=== Problem description ===
Identify and copy all lines of the material where the string "Reportada" is found.

══════════════════════════════

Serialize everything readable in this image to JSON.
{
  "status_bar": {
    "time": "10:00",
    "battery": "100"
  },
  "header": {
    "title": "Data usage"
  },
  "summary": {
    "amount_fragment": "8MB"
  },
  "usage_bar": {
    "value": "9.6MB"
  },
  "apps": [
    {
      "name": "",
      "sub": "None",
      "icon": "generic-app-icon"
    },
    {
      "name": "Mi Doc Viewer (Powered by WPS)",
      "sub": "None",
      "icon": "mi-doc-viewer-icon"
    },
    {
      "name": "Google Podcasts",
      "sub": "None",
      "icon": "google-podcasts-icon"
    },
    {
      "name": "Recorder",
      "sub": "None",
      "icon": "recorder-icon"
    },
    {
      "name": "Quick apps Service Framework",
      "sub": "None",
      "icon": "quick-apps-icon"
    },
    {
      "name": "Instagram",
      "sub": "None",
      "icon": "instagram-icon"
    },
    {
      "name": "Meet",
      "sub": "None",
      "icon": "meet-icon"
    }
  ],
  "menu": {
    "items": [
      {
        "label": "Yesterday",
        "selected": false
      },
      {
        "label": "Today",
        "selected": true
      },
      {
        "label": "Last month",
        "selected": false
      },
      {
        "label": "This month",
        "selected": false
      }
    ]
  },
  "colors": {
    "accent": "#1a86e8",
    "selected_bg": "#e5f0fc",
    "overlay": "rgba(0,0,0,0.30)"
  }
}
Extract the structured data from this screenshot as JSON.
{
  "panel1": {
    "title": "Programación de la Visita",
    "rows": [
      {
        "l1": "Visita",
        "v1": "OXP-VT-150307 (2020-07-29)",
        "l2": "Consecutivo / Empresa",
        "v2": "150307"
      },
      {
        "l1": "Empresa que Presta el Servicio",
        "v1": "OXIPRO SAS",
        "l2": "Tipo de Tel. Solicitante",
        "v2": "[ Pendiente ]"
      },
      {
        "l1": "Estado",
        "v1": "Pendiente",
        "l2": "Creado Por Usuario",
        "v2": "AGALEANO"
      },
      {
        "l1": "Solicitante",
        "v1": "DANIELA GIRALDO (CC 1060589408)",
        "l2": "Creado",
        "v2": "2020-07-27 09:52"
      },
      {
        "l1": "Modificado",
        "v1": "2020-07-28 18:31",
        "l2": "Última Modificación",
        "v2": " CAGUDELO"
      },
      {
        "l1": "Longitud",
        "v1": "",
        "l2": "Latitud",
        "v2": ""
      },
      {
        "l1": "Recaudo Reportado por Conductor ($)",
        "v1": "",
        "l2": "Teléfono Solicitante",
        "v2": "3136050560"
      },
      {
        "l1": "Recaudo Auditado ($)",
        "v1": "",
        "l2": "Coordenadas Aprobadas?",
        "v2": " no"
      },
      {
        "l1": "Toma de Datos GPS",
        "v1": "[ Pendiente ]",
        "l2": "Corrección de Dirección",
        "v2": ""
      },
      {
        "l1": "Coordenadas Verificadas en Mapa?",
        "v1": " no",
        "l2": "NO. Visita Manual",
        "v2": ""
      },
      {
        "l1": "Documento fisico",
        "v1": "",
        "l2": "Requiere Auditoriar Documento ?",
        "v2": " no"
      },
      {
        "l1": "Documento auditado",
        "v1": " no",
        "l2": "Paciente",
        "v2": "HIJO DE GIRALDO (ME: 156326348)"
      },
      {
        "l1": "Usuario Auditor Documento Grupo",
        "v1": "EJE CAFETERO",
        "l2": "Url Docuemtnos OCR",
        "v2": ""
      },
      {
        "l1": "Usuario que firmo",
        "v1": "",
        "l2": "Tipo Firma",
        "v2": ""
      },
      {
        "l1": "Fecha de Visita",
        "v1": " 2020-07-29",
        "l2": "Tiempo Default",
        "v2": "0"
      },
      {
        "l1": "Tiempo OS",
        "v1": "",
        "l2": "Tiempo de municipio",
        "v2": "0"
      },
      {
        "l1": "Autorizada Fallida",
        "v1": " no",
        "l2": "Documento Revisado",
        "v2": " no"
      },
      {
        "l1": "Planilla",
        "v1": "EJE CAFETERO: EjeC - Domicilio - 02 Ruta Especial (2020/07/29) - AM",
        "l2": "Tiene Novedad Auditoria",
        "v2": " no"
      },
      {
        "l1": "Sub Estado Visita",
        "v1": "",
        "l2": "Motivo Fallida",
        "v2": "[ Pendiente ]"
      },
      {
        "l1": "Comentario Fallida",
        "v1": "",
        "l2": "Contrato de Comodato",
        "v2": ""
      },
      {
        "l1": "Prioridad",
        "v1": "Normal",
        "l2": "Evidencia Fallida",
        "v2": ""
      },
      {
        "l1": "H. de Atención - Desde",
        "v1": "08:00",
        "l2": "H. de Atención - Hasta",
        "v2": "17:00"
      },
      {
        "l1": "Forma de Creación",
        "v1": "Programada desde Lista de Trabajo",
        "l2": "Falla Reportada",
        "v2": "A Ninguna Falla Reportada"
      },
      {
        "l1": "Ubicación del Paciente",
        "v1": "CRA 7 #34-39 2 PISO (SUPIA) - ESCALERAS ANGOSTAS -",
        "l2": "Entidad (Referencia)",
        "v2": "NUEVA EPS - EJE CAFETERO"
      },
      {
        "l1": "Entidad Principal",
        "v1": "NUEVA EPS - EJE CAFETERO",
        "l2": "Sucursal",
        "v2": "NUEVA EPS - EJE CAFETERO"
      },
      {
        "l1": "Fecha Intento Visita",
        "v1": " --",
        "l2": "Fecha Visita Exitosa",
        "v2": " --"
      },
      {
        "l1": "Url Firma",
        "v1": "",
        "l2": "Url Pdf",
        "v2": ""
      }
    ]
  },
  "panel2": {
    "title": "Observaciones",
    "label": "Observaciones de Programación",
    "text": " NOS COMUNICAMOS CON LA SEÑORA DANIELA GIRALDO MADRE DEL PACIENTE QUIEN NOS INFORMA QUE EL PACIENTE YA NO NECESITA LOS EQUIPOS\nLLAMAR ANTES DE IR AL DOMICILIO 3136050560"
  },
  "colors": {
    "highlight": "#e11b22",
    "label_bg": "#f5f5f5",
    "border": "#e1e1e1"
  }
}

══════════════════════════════

=== Solution for this problem ===
        "l2": "Falla Reportada",
        "v2": "A Ninguna Falla Reportada"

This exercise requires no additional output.